Writing Minutes of Meetings • About minutes • Can be defined as a written record of the business transacted at a meeting. • May well have some legal and authoritative force. • Must summarize the major contributions to the discussion in such a way that each speaker’s interactions are recorded • Must be clear about what the speaker “meant”, not just what the individual “said” • The process of minutes writing is a process of interpretation, not just repetition
Writing Minutes of Meetings (cont’d) • Check that the minutes • Provide a true, impartial and balance account of the proceedings; • Are written in clear, concise and unambiguous language; • Are concise and accurate; • Follow a method of presentation which helps the reader assimilated the content.
Writing Minutes of Meetings (cont’d) • Elements to be included in a minutes: • Heading (including where and when the meeting was held) • Present (who was there) • Apologies of Absence • Minutes of the previous meeting (note any corrections and state the minutes were accepted as a true record of the meeting [with the above corrections, where applicable]) • Statements of what actually occurred at the meeting • Any Other Business (AOB) • Who was the chairperson and who the secretary • The time the meeting adjourned and when the next meeting is to take place
Writing Minutes of Meetings (cont’d) • Types of minutes writing: • Narrative minutes [Click for example] • A summary of the discussion leading up to a decision. • Useful for meetings that a more detailed record of the discussion is preferable. • Resolution minutes [Click for example] • Actual resolutions are emphasized, but only give brief details of the discussion itself. • Opinions stated, conflicts among members and disagreements are treated off-record. • Action minutes [Click for example] • Record the decision made on the issue and the action (what) to be taken (by whom) and (when). (See Supplementary Reading for examples)
Strategies to Improve Your Listening Effectiveness • Second language listening problems • Native speaker accents and pronunciation • Speed: Perceived pace of native speaker delivery • Inability to predict because of unfamiliarity with • Concept / subject matter • Terminology • Cultural references • Sustaining concentration
Strategies to Improve Your Listening Effectiveness (cont’d) • Strategies to strengthen your academic/Professional listening skills
Post-Meeting Evaluation Was the meeting’s goal clear?
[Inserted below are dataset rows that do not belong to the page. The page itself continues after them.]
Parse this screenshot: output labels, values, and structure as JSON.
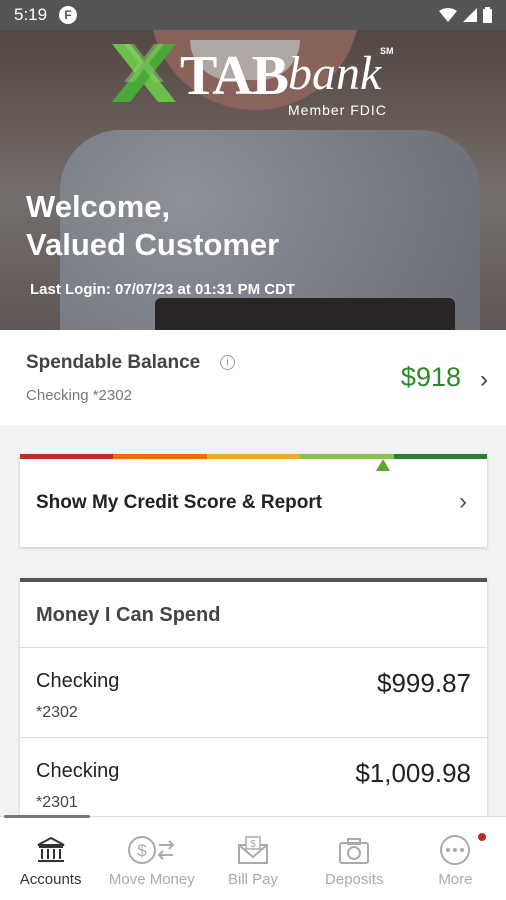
{
  "status_bar": {
    "time": "5:19",
    "notification_badge": "F"
  },
  "hero": {
    "brand_tab": "TAB",
    "brand_bank": "bank",
    "brand_sm": "SM",
    "brand_fdic": "Member FDIC",
    "welcome_line1": "Welcome,",
    "welcome_line2": "Valued Customer",
    "last_login": "Last Login: 07/07/23 at 01:31 PM CDT"
  },
  "balance": {
    "title": "Spendable Balance",
    "info_icon": "i",
    "account": "Checking *2302",
    "amount": "$918",
    "chevron": "›"
  },
  "credit": {
    "label": "Show My Credit Score & Report",
    "chevron": "›",
    "bar_colors": [
      "#c62828",
      "#ef6c00",
      "#f9a825",
      "#8bc34a",
      "#2e7d32"
    ]
  },
  "money": {
    "header": "Money I Can Spend",
    "accounts": [
      {
        "name": "Checking",
        "number": "*2302",
        "amount": "$999.87"
      },
      {
        "name": "Checking",
        "number": "*2301",
        "amount": "$1,009.98"
      }
    ]
  },
  "nav": {
    "items": [
      {
        "label": "Accounts",
        "icon": "bank-icon"
      },
      {
        "label": "Move Money",
        "icon": "transfer-icon"
      },
      {
        "label": "Bill Pay",
        "icon": "envelope-dollar-icon"
      },
      {
        "label": "Deposits",
        "icon": "camera-icon"
      },
      {
        "label": "More",
        "icon": "more-dots-icon"
      }
    ]
  }
}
Was the agenda useful and followed? How prepared were group members? Did everyone have an equal chance to participate? Did members listen effectively and consider different points of view? Were assignments and deadlines made clear by the end of the meeting?
Additional Evaluation Questions What other evaluation questions would you add to those on the previous slide? Example: Did the meeting begin and end on time? Example: ________________________ Example: ________________________ Example: ________________________
Writing Minutes of Meetings • Can be defined as a written record of the business transacted at a meeting. • May well have some legal and authoritative force. • Must summarize the major contributions to the discussion in such a way that each speaker’s interactions are recorded • Must be clear about what the speaker “meant”, not just what the individual “said” • The process of minutes writing is a process of interpretation, not just repetition